Although the entries contain pictures, write out only their text, exactly as it stands.

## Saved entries
■ ■ ■

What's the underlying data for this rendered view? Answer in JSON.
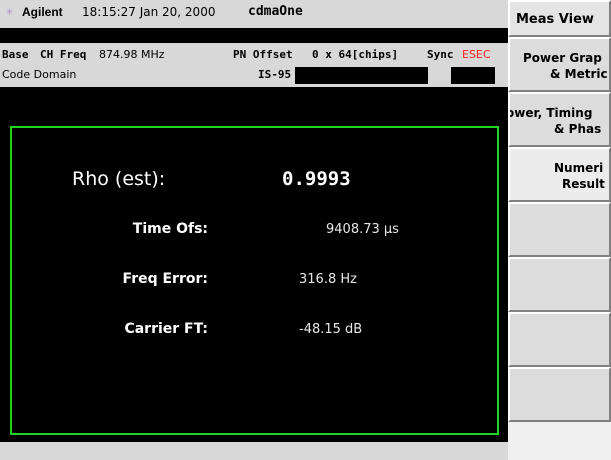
{
  "header": {
    "logo_icon": "starburst-icon",
    "brand": "Agilent",
    "time": "18:15:27  Jan 20, 2000",
    "mode": "cdmaOne"
  },
  "info": {
    "base": "Base",
    "ch_freq_label": "CH Freq",
    "ch_freq_value": "874.98 MHz",
    "pn_offset_label": "PN Offset",
    "pn_offset_value": "0 x 64[chips]",
    "sync_label": "Sync",
    "sync_value": "ESEC",
    "code_domain": "Code Domain",
    "standard": "IS-95"
  },
  "measurement": {
    "rho_label": "Rho (est):",
    "rho_value": "0.9993",
    "time_ofs_label": "Time Ofs:",
    "time_ofs_value": "9408.73 µs",
    "freq_error_label": "Freq Error:",
    "freq_error_value": "316.8  Hz",
    "carrier_ft_label": "Carrier FT:",
    "carrier_ft_value": "-48.15 dB"
  },
  "softkeys": {
    "title": "Meas View",
    "power_graph_1": "Power Grap",
    "power_graph_2": "& Metric",
    "power_timing_1": "ower, Timing",
    "power_timing_2": "& Phas",
    "numeric_1": "Numeri",
    "numeric_2": "Result"
  },
  "colors": {
    "border_green": "#22d322",
    "sync_red": "#ff2020",
    "panel_gray": "#d8d8d8"
  }
}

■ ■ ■

## EXERCISE RESPONSE
What's the underlying data for this rendered view? Answer in JSON.
{
  "header": {
    "logo_icon": "starburst-icon",
    "brand": "Agilent",
    "time": "18:15:27  Jan 20, 2000",
    "mode": "cdmaOne"
  },
  "info": {
    "base": "Base",
    "ch_freq_label": "CH Freq",
    "ch_freq_value": "874.98 MHz",
    "pn_offset_label": "PN Offset",
    "pn_offset_value": "0 x 64[chips]",
    "sync_label": "Sync",
    "sync_value": "ESEC",
    "code_domain": "Code Domain",
    "standard": "IS-95"
  },
  "measurement": {
    "rho_label": "Rho (est):",
    "rho_value": "0.9993",
    "time_ofs_label": "Time Ofs:",
    "time_ofs_value": "9408.73 µs",
    "freq_error_label": "Freq Error:",
    "freq_error_value": "316.8  Hz",
    "carrier_ft_label": "Carrier FT:",
    "carrier_ft_value": "-48.15 dB"
  },
  "softkeys": {
    "title": "Meas View",
    "power_graph_1": "Power Grap",
    "power_graph_2": "& Metric",
    "power_timing_1": "ower, Timing",
    "power_timing_2": "& Phas",
    "numeric_1": "Numeri",
    "numeric_2": "Result"
  },
  "colors": {
    "border_green": "#22d322",
    "sync_red": "#ff2020",
    "panel_gray": "#d8d8d8"
  }
}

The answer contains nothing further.